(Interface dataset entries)

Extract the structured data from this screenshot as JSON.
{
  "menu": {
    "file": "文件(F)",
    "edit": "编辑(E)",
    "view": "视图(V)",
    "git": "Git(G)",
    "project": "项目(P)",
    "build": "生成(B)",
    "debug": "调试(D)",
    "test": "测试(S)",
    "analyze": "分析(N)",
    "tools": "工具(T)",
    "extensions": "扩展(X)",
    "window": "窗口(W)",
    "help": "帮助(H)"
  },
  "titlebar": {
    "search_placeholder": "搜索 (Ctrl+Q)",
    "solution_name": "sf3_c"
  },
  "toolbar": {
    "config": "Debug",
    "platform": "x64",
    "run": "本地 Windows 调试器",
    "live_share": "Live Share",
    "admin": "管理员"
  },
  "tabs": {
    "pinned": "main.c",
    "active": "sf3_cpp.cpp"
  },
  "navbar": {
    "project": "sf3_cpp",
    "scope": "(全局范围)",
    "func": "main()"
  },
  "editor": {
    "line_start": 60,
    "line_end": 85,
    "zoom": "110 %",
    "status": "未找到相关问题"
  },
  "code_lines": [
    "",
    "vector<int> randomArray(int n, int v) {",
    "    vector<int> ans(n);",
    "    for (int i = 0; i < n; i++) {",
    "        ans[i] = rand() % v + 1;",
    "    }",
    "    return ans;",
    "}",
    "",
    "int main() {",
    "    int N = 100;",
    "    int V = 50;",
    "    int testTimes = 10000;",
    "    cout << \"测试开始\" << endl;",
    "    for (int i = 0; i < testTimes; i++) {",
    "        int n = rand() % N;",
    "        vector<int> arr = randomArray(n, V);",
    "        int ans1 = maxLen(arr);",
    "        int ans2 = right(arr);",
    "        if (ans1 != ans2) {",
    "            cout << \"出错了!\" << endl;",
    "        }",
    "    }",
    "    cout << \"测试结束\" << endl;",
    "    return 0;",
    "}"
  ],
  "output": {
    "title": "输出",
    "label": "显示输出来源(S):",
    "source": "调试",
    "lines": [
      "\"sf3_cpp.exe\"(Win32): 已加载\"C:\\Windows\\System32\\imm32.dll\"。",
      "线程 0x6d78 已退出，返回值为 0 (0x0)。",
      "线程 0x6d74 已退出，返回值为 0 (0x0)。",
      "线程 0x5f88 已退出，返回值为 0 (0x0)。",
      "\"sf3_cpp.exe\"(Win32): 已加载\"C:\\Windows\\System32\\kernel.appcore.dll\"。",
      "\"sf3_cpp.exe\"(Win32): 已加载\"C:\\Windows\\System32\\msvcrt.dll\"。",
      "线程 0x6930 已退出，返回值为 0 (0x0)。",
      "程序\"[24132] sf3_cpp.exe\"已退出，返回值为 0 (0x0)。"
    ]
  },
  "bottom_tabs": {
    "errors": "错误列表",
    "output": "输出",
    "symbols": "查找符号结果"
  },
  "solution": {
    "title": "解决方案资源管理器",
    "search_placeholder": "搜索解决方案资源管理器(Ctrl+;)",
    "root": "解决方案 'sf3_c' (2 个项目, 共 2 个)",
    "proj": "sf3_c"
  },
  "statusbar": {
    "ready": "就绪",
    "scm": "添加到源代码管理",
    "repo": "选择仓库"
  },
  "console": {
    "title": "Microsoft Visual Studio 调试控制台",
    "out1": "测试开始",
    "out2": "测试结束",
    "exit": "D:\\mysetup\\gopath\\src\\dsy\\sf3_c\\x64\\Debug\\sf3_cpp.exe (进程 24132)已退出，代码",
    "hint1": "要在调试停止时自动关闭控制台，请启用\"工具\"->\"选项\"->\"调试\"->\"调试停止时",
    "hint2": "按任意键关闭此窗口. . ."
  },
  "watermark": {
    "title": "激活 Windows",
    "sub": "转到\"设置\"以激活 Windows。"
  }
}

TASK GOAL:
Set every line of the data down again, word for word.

FINISHED EXERCISE:
Extract the structured data from this screenshot as JSON.
{
  "menu": {
    "file": "文件(F)",
    "edit": "编辑(E)",
    "view": "视图(V)",
    "git": "Git(G)",
    "project": "项目(P)",
    "build": "生成(B)",
    "debug": "调试(D)",
    "test": "测试(S)",
    "analyze": "分析(N)",
    "tools": "工具(T)",
    "extensions": "扩展(X)",
    "window": "窗口(W)",
    "help": "帮助(H)"
  },
  "titlebar": {
    "search_placeholder": "搜索 (Ctrl+Q)",
    "solution_name": "sf3_c"
  },
  "toolbar": {
    "config": "Debug",
    "platform": "x64",
    "run": "本地 Windows 调试器",
    "live_share": "Live Share",
    "admin": "管理员"
  },
  "tabs": {
    "pinned": "main.c",
    "active": "sf3_cpp.cpp"
  },
  "navbar": {
    "project": "sf3_cpp",
    "scope": "(全局范围)",
    "func": "main()"
  },
  "editor": {
    "line_start": 60,
    "line_end": 85,
    "zoom": "110 %",
    "status": "未找到相关问题"
  },
  "code_lines": [
    "",
    "vector<int> randomArray(int n, int v) {",
    "    vector<int> ans(n);",
    "    for (int i = 0; i < n; i++) {",
    "        ans[i] = rand() % v + 1;",
    "    }",
    "    return ans;",
    "}",
    "",
    "int main() {",
    "    int N = 100;",
    "    int V = 50;",
    "    int testTimes = 10000;",
    "    cout << \"测试开始\" << endl;",
    "    for (int i = 0; i < testTimes; i++) {",
    "        int n = rand() % N;",
    "        vector<int> arr = randomArray(n, V);",
    "        int ans1 = maxLen(arr);",
    "        int ans2 = right(arr);",
    "        if (ans1 != ans2) {",
    "            cout << \"出错了!\" << endl;",
    "        }",
    "    }",
    "    cout << \"测试结束\" << endl;",
    "    return 0;",
    "}"
  ],
  "output": {
    "title": "输出",
    "label": "显示输出来源(S):",
    "source": "调试",
    "lines": [
      "\"sf3_cpp.exe\"(Win32): 已加载\"C:\\Windows\\System32\\imm32.dll\"。",
      "线程 0x6d78 已退出，返回值为 0 (0x0)。",
      "线程 0x6d74 已退出，返回值为 0 (0x0)。",
      "线程 0x5f88 已退出，返回值为 0 (0x0)。",
      "\"sf3_cpp.exe\"(Win32): 已加载\"C:\\Windows\\System32\\kernel.appcore.dll\"。",
      "\"sf3_cpp.exe\"(Win32): 已加载\"C:\\Windows\\System32\\msvcrt.dll\"。",
      "线程 0x6930 已退出，返回值为 0 (0x0)。",
      "程序\"[24132] sf3_cpp.exe\"已退出，返回值为 0 (0x0)。"
    ]
  },
  "bottom_tabs": {
    "errors": "错误列表",
    "output": "输出",
    "symbols": "查找符号结果"
  },
  "solution": {
    "title": "解决方案资源管理器",
    "search_placeholder": "搜索解决方案资源管理器(Ctrl+;)",
    "root": "解决方案 'sf3_c' (2 个项目, 共 2 个)",
    "proj": "sf3_c"
  },
  "statusbar": {
    "ready": "就绪",
    "scm": "添加到源代码管理",
    "repo": "选择仓库"
  },
  "console": {
    "title": "Microsoft Visual Studio 调试控制台",
    "out1": "测试开始",
    "out2": "测试结束",
    "exit": "D:\\mysetup\\gopath\\src\\dsy\\sf3_c\\x64\\Debug\\sf3_cpp.exe (进程 24132)已退出，代码",
    "hint1": "要在调试停止时自动关闭控制台，请启用\"工具\"->\"选项\"->\"调试\"->\"调试停止时",
    "hint2": "按任意键关闭此窗口. . ."
  },
  "watermark": {
    "title": "激活 Windows",
    "sub": "转到\"设置\"以激活 Windows。"
  }
}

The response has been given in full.